Violence continues to rise in some of the United States’ largest cities while pledges and calls to defund or cut the police department budgets become louder. In the last few months, cities such as New York City, Chicago, Portland, Minneapolis, and Houston all saw an uptick in violence, murders, and domestic abuse cases.
New York City
According to the New York Post, the city suffered another bout of “astronomical” violence after over 17 people were shot in multiple boroughs Monday.
“Those numbers would be high for a Friday or Saturday, but for a Monday they are astronomical,” one Brooklyn cop told the New York Post.
Police responded to calls of shootings, including some fatal, in Canarsie, Manhattan, Brooklyn neighborhoods over the course of the weekend well into Monday night. One of the victims, a 17-year-old who was struck in the head by a bullet, is still “clinging to life.”
Developing Story with Dr. Ron Paul Reveals #1 Step Every American Needs to Take. Find Out More
Meanwhile, New York Mayor Bill de Blasio recently pledged to cut the New York City Police Department’s budget.
“The details will be worked out in the budget process in the weeks ahead,” de Blasio said. “But I want people to understand that we are committed to shifting resources to ensure that the focus is on our young people.”
Shootings claimed the lives of at least 11 people and injured over 64 as the summer violence levels continue to rise in Chicago. According to ABC 7 News, at least six of those injured were teenagers. One 15-year-old was also fatally shot over the weekend.
Chicago Police Superintendent David Brown said the Chicago Police Department is taking extra measures to address the recent violence by adding at least 66 officers to the “summer mobile patrol unit” to increase police presence and build relationships with the community.
“We will be deploying our resources around historical data, where violence has occurred the last few weekends and historically over the last couple years, but we will be partnering with the community,” Brown told ABC 7 News.

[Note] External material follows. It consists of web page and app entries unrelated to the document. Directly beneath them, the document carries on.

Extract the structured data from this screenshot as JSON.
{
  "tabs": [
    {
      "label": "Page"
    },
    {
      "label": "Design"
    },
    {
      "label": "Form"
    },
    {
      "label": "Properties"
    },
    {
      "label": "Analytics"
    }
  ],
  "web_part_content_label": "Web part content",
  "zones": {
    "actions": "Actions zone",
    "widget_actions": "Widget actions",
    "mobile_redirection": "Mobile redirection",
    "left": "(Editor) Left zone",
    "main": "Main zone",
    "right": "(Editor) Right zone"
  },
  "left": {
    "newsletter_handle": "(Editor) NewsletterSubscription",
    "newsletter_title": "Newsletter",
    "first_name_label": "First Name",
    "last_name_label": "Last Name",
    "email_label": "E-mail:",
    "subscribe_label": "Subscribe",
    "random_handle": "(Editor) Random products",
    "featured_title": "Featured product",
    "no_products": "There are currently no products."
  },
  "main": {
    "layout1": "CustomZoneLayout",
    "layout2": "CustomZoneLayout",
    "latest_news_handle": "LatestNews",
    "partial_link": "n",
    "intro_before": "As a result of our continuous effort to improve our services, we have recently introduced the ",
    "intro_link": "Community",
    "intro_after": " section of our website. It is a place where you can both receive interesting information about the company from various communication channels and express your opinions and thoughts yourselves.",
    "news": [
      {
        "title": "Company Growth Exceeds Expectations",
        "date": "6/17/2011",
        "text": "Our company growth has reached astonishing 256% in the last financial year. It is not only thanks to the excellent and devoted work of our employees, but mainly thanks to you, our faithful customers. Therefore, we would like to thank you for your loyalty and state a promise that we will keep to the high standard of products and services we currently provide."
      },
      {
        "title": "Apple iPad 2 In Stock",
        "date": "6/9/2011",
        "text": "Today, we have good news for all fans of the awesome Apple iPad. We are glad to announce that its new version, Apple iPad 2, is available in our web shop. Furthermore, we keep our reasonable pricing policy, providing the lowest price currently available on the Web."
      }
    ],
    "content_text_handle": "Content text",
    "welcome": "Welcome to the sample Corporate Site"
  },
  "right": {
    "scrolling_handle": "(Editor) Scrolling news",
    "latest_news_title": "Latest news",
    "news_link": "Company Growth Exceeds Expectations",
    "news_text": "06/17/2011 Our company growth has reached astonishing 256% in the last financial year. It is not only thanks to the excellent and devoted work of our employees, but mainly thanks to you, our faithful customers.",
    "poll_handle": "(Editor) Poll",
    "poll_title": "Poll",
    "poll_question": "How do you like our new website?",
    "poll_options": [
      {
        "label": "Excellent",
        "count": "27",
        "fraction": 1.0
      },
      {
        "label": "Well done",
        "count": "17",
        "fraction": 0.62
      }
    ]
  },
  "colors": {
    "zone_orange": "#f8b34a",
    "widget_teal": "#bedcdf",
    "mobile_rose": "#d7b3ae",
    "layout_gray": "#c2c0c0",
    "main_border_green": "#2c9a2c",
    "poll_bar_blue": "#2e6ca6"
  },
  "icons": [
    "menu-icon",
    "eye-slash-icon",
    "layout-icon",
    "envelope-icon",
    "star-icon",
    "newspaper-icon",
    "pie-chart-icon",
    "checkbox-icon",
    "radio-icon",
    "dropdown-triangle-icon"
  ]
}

According to Fox 12 News, Portland has also had a recent uptick in violence as the Portland Police Bureau (PPB) began investigating at least 4 homicides in three days over the last week.
Earlier in the month, the PPB reported a 240 percent increase in shootings in the city since July 2019.
“Gun violence negatively impacts everyone in our community and the increase we are seeing is alarming,” said Chief Chuck Lovell. “[Portland Police Bureau] continues to investigate these crimes and we ask for the public’s help with tips and leads.”
Portland was one of the many cities that pledged to cut its funding of police departments in light of George Floyd’s death and “Defund the Police” campaigns circulated. According to Oregon Public Broadcasting, the Portland city council approved a $15 million cut to the PPB’s budget and may consider more due to public pressure.
At least 8 were injured and one was dead after a string of shootings on Friday night in Minneapolis. According to WCCO 4 CBS, this comes just a few days after another deadly night in Minneapolis with two dead and at least five injured.
“Embrace the sanctity of life,” officer Garrett Parten, a spokesman for Minneapolis police told WCCO 4 CBS. “Certainly, we as officers and the police department will do everything we can in investigating and doing what we can to prevent.”
Minneapolis was one of the first cities to unanimously pass a resolution calling for a removal and replacement of the Minneapolis Police Department. The Minneapolis City Council passed the resolution with “the intent to create a transformative new model for cultivating safety in our city.”
According to KPRC 2, at least fatal domestic violence incidents happened over the last three days in the city. In addition to shootings related to domestic violence, the Houston Police Department also reports there is a 37 percent increase in murders in the area since last year.
“We know there’s been a lot of uptick in violence in terms of the drug trafficking and murders related to drug trafficking and the drug market,” Houston Chief of Police Art Acevedo said.